The US powered to gold in the flagship women’s rowing Olympic eight yesterday after fighting off fierce rivals Canada to maintain their stunning six-year winning streak and cap a thrilling day of racing on Dorney Lake.
The dominance of the US women contrasted with the other two Olympic finals of the day, when New Zealand sprinted through the field to grab gold on the line in the men’s double sculls, while South Africa snatched victory in a thrilling men’s lightweight four final.
In the eight, the US crew took a half-a-length lead over Canada and the Netherlands in the early stages, before holding on as their neighbors came back at them before 25,000 roaring fans packed into the course to the west of London.
“This was awesome, at the end I don’t think I could have pulled one more stroke,” Caroline Lind told reporters on the side of the lake. “We got the gold and that is what mattered.”

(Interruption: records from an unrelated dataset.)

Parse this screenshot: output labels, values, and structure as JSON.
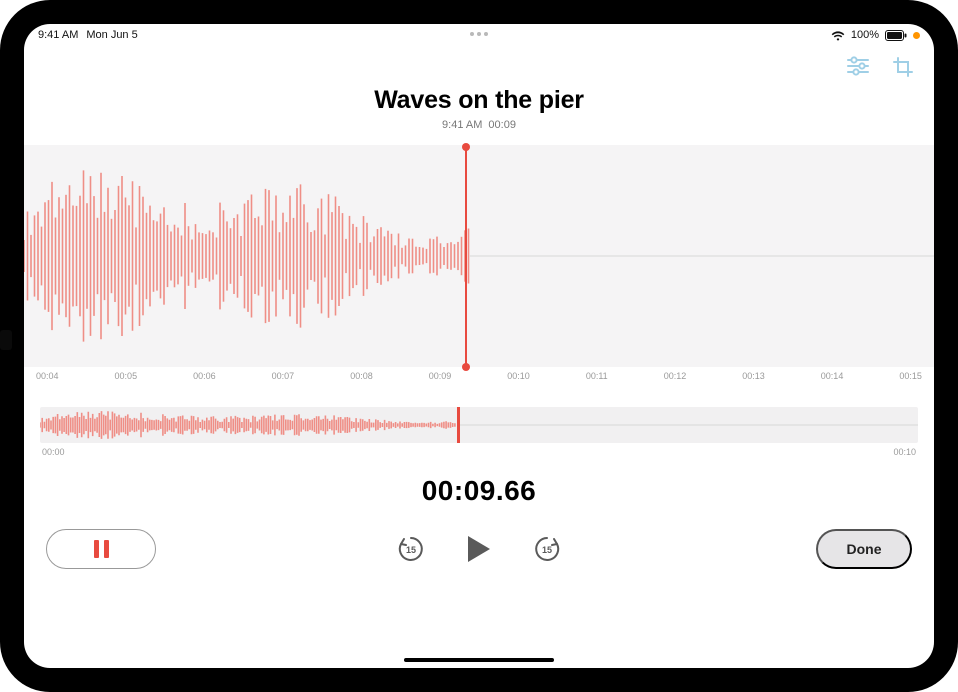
{
  "status": {
    "time": "9:41 AM",
    "date": "Mon Jun 5",
    "battery_text": "100%",
    "wifi_icon": "wifi-icon",
    "battery_icon": "battery-icon",
    "recording_indicator": "orange-dot"
  },
  "toolbar": {
    "options_icon": "sliders-icon",
    "trim_icon": "crop-icon"
  },
  "recording": {
    "title": "Waves on the pier",
    "subtitle_time": "9:41 AM",
    "subtitle_duration": "00:09",
    "elapsed": "00:09.66"
  },
  "ruler": {
    "ticks": [
      "00:04",
      "00:05",
      "00:06",
      "00:07",
      "00:08",
      "00:09",
      "00:10",
      "00:11",
      "00:12",
      "00:13",
      "00:14",
      "00:15"
    ]
  },
  "overview": {
    "start_label": "00:00",
    "end_label": "00:10"
  },
  "controls": {
    "pause_icon": "pause-icon",
    "skip_back_icon": "skip-back-15-icon",
    "skip_back_value": "15",
    "play_icon": "play-icon",
    "skip_fwd_icon": "skip-forward-15-icon",
    "skip_fwd_value": "15",
    "done_label": "Done"
  },
  "colors": {
    "accent_red": "#e84a3f",
    "toolbar_blue": "#9fcfe6",
    "panel_bg": "#f5f4f5",
    "pill_bg": "#e6e5e7"
  }
}
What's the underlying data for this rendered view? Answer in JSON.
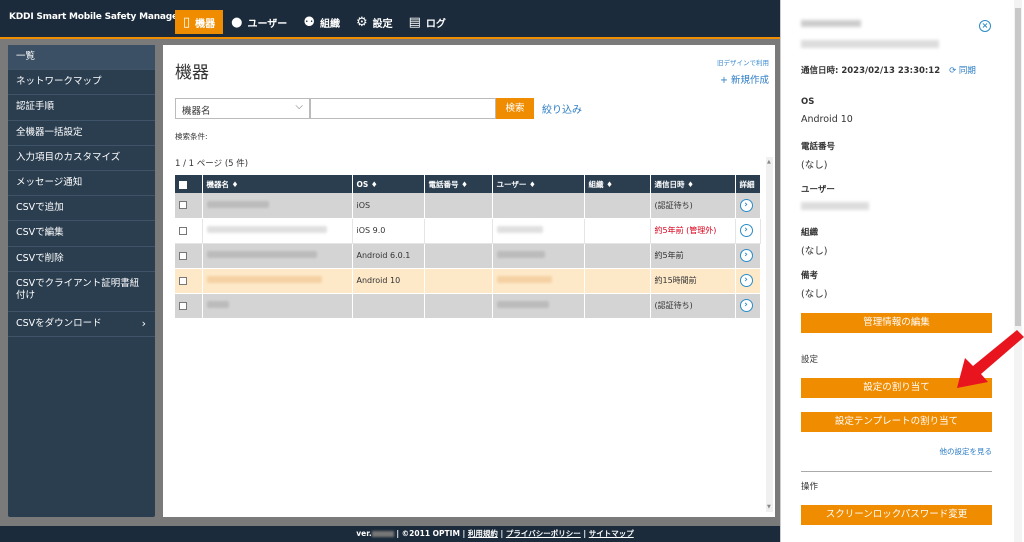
{
  "app": {
    "title": "KDDI Smart Mobile Safety Manager"
  },
  "nav": [
    {
      "label": "機器",
      "icon": "phone-icon",
      "active": true
    },
    {
      "label": "ユーザー",
      "icon": "user-icon",
      "active": false
    },
    {
      "label": "組織",
      "icon": "group-icon",
      "active": false
    },
    {
      "label": "設定",
      "icon": "gear-icon",
      "active": false
    },
    {
      "label": "ログ",
      "icon": "document-icon",
      "active": false
    }
  ],
  "sidebar": {
    "items": [
      {
        "label": "一覧"
      },
      {
        "label": "ネットワークマップ"
      },
      {
        "label": "認証手順"
      },
      {
        "label": "全機器一括設定"
      },
      {
        "label": "入力項目のカスタマイズ"
      },
      {
        "label": "メッセージ通知"
      },
      {
        "label": "CSVで追加"
      },
      {
        "label": "CSVで編集"
      },
      {
        "label": "CSVで削除"
      },
      {
        "label": "CSVでクライアント証明書紐付け"
      },
      {
        "label": "CSVをダウンロード",
        "arrow": "›"
      }
    ]
  },
  "main": {
    "title": "機器",
    "old_design_link": "旧デザインで利用",
    "new_button": "+ 新規作成",
    "search": {
      "select_value": "機器名",
      "chevron": "⌵",
      "button": "検索",
      "filter_link": "絞り込み"
    },
    "conditions_label": "検索条件:",
    "paging": "1 / 1 ページ (5 件)",
    "table": {
      "headers": [
        "機器名 ♦",
        "OS ♦",
        "電話番号 ♦",
        "ユーザー ♦",
        "組織 ♦",
        "通信日時 ♦",
        "詳細"
      ],
      "rows": [
        {
          "os": "iOS",
          "comm": "(認証待ち)",
          "comm_red": false,
          "style": "g"
        },
        {
          "os": "iOS 9.0",
          "comm": "約5年前 (管理外)",
          "comm_red": true,
          "style": "w"
        },
        {
          "os": "Android 6.0.1",
          "comm": "約5年前",
          "comm_red": false,
          "style": "g"
        },
        {
          "os": "Android 10",
          "comm": "約15時間前",
          "comm_red": false,
          "style": "hl"
        },
        {
          "os": "",
          "comm": "(認証待ち)",
          "comm_red": false,
          "style": "g"
        }
      ]
    }
  },
  "footer": {
    "prefix": "ver.",
    "copyright": "| ©2011 OPTIM |",
    "terms": "利用規約",
    "privacy": "プライバシーポリシー",
    "sep": "|",
    "sitemap": "サイトマップ"
  },
  "panel": {
    "comm_time": "通信日時: 2023/02/13 23:30:12",
    "sync": "⟳ 同期",
    "os_label": "OS",
    "os_value": "Android 10",
    "phone_label": "電話番号",
    "phone_value": "(なし)",
    "user_label": "ユーザー",
    "org_label": "組織",
    "org_value": "(なし)",
    "note_label": "備考",
    "note_value": "(なし)",
    "edit_button": "管理情報の編集",
    "settings_label": "設定",
    "assign_settings_button": "設定の割り当て",
    "assign_template_button": "設定テンプレートの割り当て",
    "other_settings_link": "他の設定を見る",
    "operations_label": "操作",
    "screen_lock_button": "スクリーンロックパスワード変更"
  },
  "colors": {
    "accent": "#f08c00",
    "nav_bg": "#1b2b3b",
    "sidebar_bg": "#2b3e50",
    "link": "#2b7cc4",
    "arrow": "#e8141e"
  }
}
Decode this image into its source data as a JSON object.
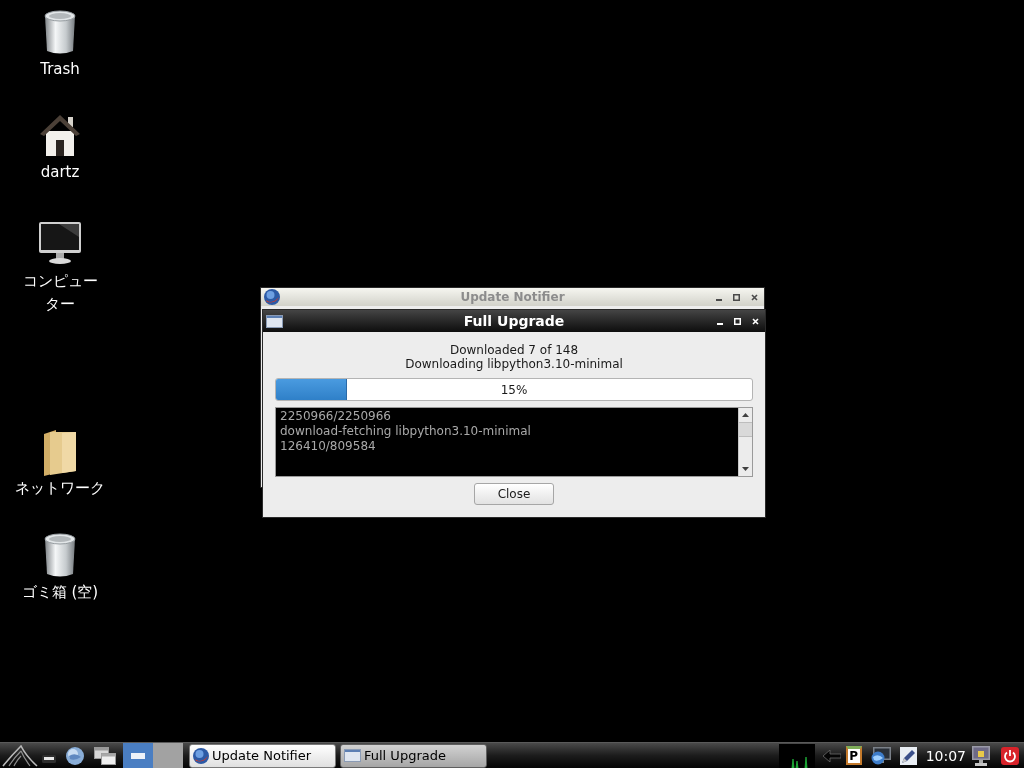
{
  "desktop_icons": [
    {
      "kind": "trash",
      "label": "Trash"
    },
    {
      "kind": "home",
      "label": "dartz"
    },
    {
      "kind": "computer",
      "label": "コンピューター"
    },
    {
      "kind": "folder",
      "label": "ネットワーク"
    },
    {
      "kind": "trash",
      "label": "ゴミ箱 (空)"
    }
  ],
  "windows": [
    {
      "kind": "app",
      "title": "Update Notifier",
      "focused": false
    },
    {
      "kind": "dialog",
      "title": "Full Upgrade",
      "focused": true,
      "status_lines": [
        "Downloaded 7 of 148",
        "Downloading libpython3.10-minimal"
      ],
      "progress": {
        "level": 0.15,
        "label": "15%"
      },
      "log_lines": [
        "2250966/2250966",
        "download-fetching libpython3.10-minimal",
        "126410/809584"
      ],
      "buttons": [
        "Close"
      ]
    }
  ],
  "taskbar": {
    "workspaces": [
      {
        "selected": true
      },
      {
        "selected": false
      }
    ],
    "tasks": [
      {
        "kind": "app",
        "label": "Update Notifier",
        "selected": false
      },
      {
        "kind": "dialog",
        "label": "Full Upgrade",
        "selected": true
      }
    ],
    "clipboard_label": "P",
    "clock": "10:07"
  }
}
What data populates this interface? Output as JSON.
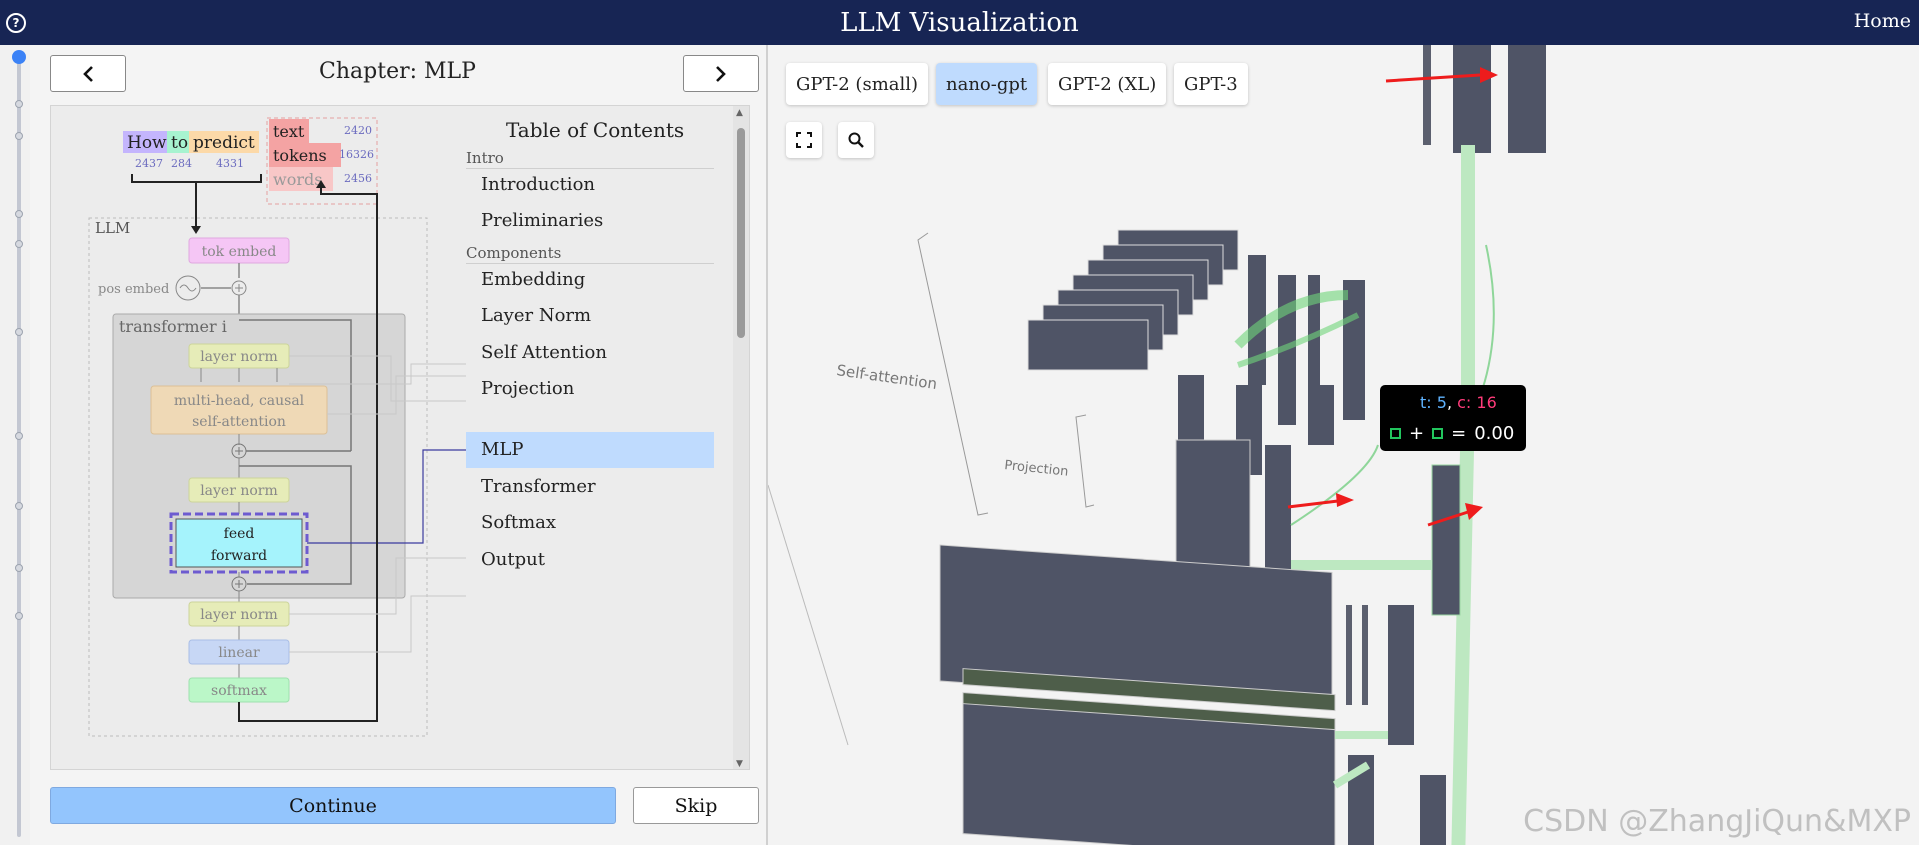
{
  "header": {
    "title": "LLM Visualization",
    "home": "Home",
    "help": "?"
  },
  "chapter": {
    "title": "Chapter: MLP",
    "prev": "‹",
    "next": "›"
  },
  "diagram": {
    "tokens": [
      {
        "word": "How",
        "id": "2437",
        "color": "#c4b5fd"
      },
      {
        "word": "to",
        "id": "284",
        "color": "#a7f3d0"
      },
      {
        "word": "predict",
        "id": "4331",
        "color": "#fcd9a8"
      }
    ],
    "outputs": [
      {
        "word": "text",
        "id": "2420"
      },
      {
        "word": "tokens",
        "id": "16326"
      },
      {
        "word": "words",
        "id": "2456"
      }
    ],
    "llm_label": "LLM",
    "tok_embed": "tok embed",
    "pos_embed": "pos embed",
    "transformer_label": "transformer i",
    "layer_norm": "layer norm",
    "attention_line1": "multi-head, causal",
    "attention_line2": "self-attention",
    "ff_line1": "feed",
    "ff_line2": "forward",
    "linear": "linear",
    "softmax": "softmax"
  },
  "toc": {
    "title": "Table of Contents",
    "sections": [
      {
        "name": "Intro",
        "items": [
          "Introduction",
          "Preliminaries"
        ]
      },
      {
        "name": "Components",
        "items": [
          "Embedding",
          "Layer Norm",
          "Self Attention",
          "Projection",
          "MLP",
          "Transformer",
          "Softmax",
          "Output"
        ]
      }
    ],
    "active": "MLP"
  },
  "footer": {
    "continue": "Continue",
    "skip": "Skip"
  },
  "models": [
    {
      "label": "GPT-2 (small)",
      "active": false
    },
    {
      "label": "nano-gpt",
      "active": true
    },
    {
      "label": "GPT-2 (XL)",
      "active": false
    },
    {
      "label": "GPT-3",
      "active": false
    }
  ],
  "viz": {
    "self_attention_label": "Self-attention",
    "projection_label": "Projection",
    "tooltip_t_label": "t:",
    "tooltip_t": "5",
    "tooltip_c_label": "c:",
    "tooltip_c": "16",
    "tooltip_plus": "+",
    "tooltip_eq": "=",
    "tooltip_value": "0.00"
  },
  "watermark": "CSDN @ZhangJiQun&MXP"
}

New Zealand’s Nathan Cohen and Joseph Sullivan, the double sculls world champions, had been sitting in fifth place for most of their race, before they upped their rate and surged through a tiring field in an electrifying final 300m.
Italy’s Alessio Sartori and Romano Battisti took silver, while the experienced Slovenian crew of Luka Spik and Iztok Cop grabbed bronze after fading in the second half of the race.
The Slovenians have now completed the set after winning silver in Athens and gold in Sydney.
However, the best race of the day went to South Africa, who claimed victory by about a quarter of a second with a breathtaking late burst to win a four-way sprint for the line in the men’s lightweight four final.
It was South Africa’s first Olympic rowing gold.
The victory, over Britain in silver and Denmark in third, prevented the hosts from scooping their third Olympic gold of the Games, and it denied brothers Peter and Richard Chambers of Northern Ireland the title.
The four of James Thompson, Matthew Brittain, John Smith and Sizwe Ndlovu, collapsed over their oars as they went across the line and looked to the big screens to see whether they had won.
The British boat later rowed past the packed stands to wave at fans and thank them for their support. Ten minutes later a jubilant US women’s eight crew stepped on to the podium to accept their medals and pose for the cameras. They had earlier punched the air and splashed the water as they crossed the line.
The US had entered the Olympic regatta as hot favorites after winning the 2008 Games in Beijing and the past five consecutive world championships.
However, they were given an early warning of how difficult it would be to retain their title when they raced Canada in a World Cup in Lucerne, Switzerland, this year, winning by only 0.03 seconds.
Canada also posted the faster time in the heats earlier this week in their bid to win a first women’s eight Olympic gold since they last won the title in Barcelona. They had to settle for silver and the Netherlands took bronze.